- **Website and app data records**:
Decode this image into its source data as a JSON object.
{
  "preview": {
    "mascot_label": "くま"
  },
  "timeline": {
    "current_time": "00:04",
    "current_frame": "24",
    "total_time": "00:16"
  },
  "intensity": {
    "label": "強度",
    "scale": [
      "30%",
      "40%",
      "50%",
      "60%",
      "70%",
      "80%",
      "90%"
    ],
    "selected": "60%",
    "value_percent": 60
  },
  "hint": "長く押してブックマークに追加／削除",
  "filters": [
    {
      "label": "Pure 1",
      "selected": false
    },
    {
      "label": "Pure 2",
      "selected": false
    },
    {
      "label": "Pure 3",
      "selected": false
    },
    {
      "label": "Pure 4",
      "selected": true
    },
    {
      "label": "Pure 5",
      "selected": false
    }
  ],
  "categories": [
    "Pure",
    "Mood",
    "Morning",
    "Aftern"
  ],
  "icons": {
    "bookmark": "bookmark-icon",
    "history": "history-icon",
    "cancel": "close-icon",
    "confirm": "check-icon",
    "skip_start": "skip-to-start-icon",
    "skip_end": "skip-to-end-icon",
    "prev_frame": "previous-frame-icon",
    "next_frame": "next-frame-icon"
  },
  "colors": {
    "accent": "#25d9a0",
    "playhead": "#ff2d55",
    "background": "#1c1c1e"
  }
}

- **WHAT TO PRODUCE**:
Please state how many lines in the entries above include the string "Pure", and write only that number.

- **EXERCISE RESULT**:
6